Segment Start: Provided data

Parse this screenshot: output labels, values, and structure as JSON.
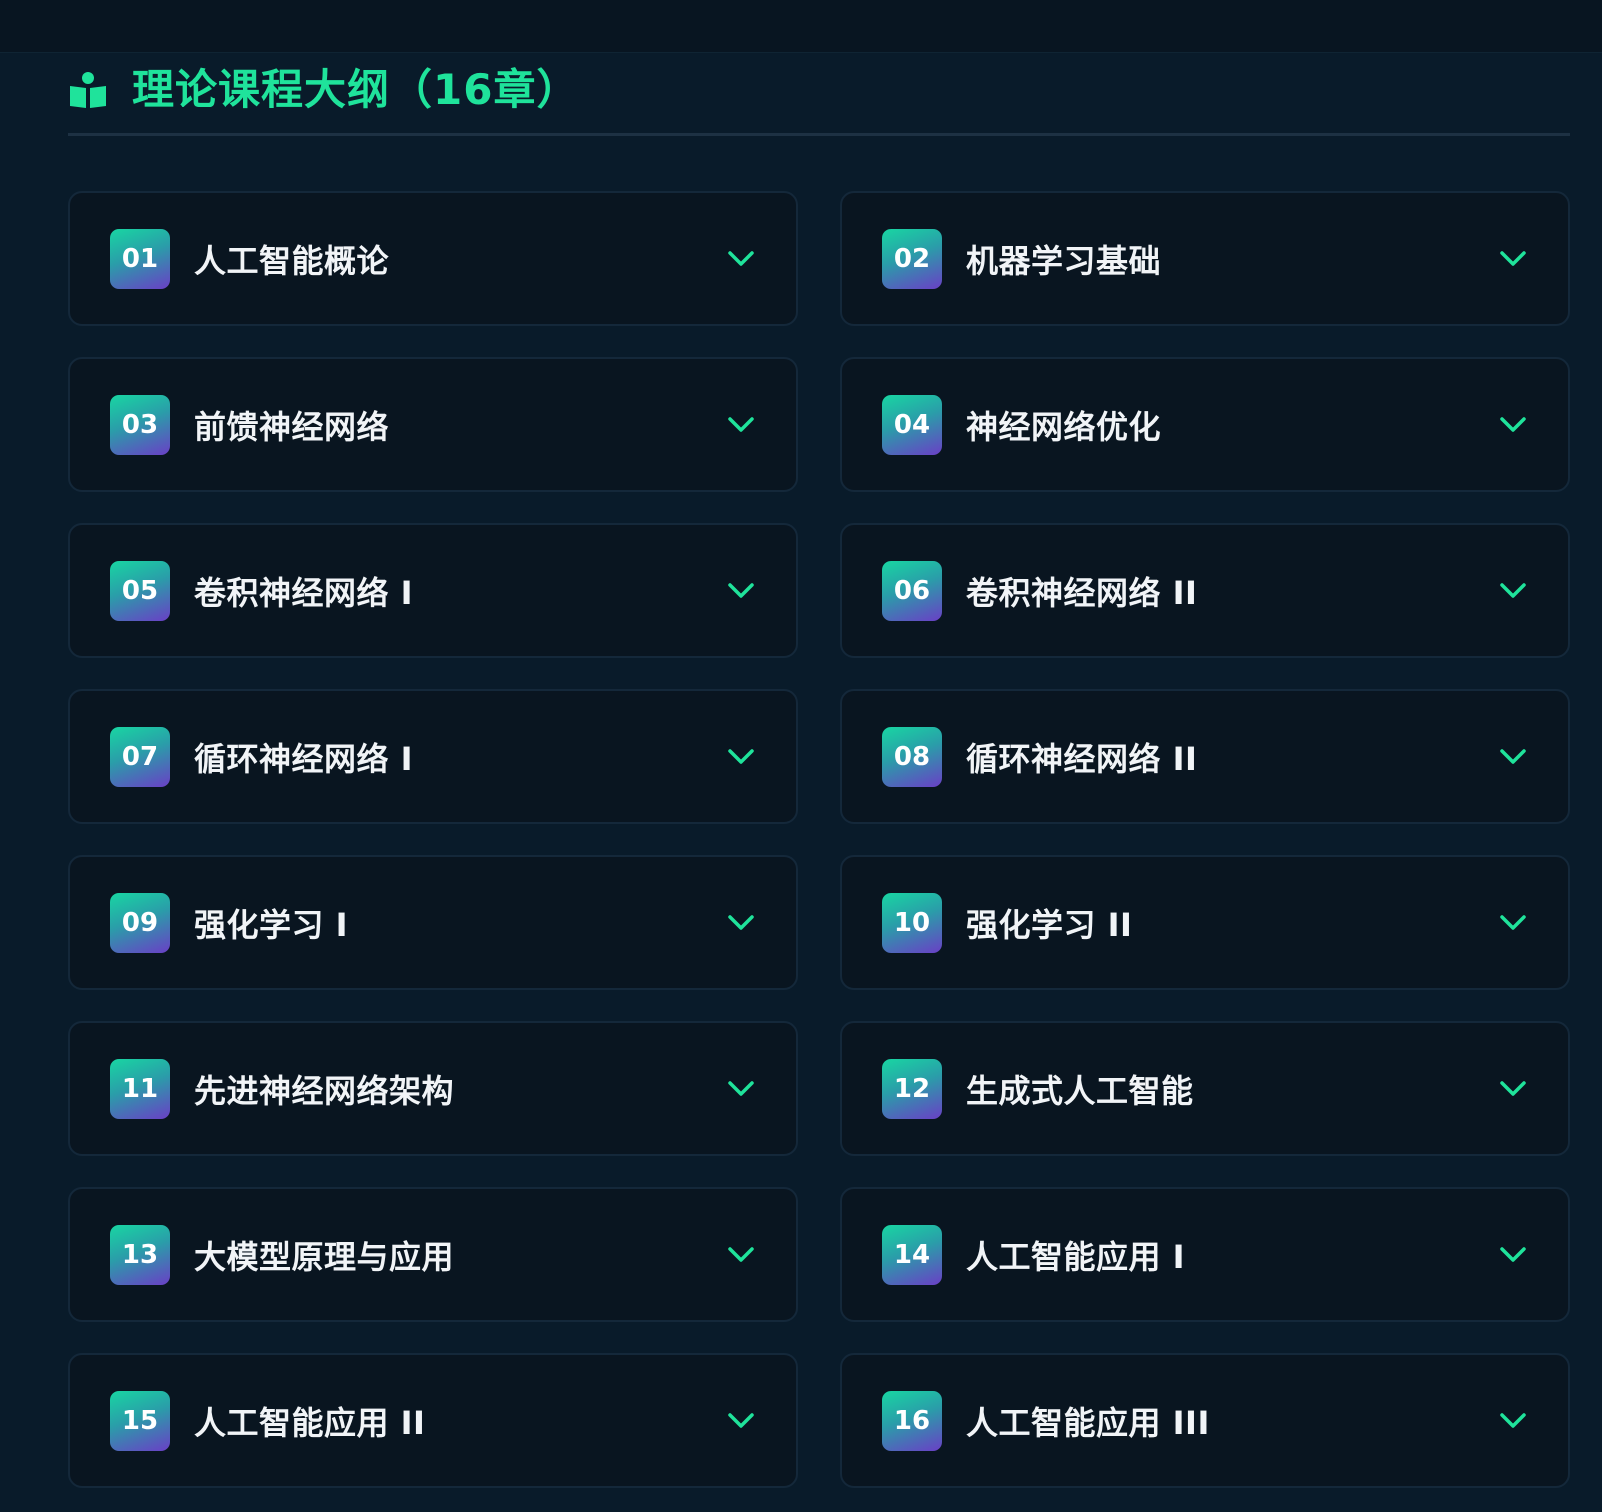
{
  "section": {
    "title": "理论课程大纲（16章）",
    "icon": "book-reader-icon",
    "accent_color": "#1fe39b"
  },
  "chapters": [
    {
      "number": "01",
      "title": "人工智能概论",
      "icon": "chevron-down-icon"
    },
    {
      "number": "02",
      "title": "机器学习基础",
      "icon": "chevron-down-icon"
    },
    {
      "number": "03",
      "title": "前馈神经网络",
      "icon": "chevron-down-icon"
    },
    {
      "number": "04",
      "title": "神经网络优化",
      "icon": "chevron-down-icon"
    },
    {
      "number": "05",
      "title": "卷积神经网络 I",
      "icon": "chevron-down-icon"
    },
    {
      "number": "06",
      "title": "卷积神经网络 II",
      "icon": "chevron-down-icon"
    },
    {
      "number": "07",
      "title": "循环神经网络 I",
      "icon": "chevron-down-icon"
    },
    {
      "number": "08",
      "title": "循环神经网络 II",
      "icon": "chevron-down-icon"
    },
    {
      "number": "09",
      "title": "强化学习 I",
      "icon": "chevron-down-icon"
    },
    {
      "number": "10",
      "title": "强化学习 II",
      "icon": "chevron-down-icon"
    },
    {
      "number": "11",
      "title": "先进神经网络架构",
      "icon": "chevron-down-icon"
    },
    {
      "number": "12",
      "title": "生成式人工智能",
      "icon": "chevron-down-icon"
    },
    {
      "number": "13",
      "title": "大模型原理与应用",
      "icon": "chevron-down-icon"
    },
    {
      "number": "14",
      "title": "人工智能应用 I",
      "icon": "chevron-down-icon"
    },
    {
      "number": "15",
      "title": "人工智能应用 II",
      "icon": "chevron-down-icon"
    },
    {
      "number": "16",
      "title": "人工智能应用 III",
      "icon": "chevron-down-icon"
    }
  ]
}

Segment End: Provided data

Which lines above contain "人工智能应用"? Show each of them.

      "title": "人工智能应用 I",
      "title": "人工智能应用 II",
      "title": "人工智能应用 III",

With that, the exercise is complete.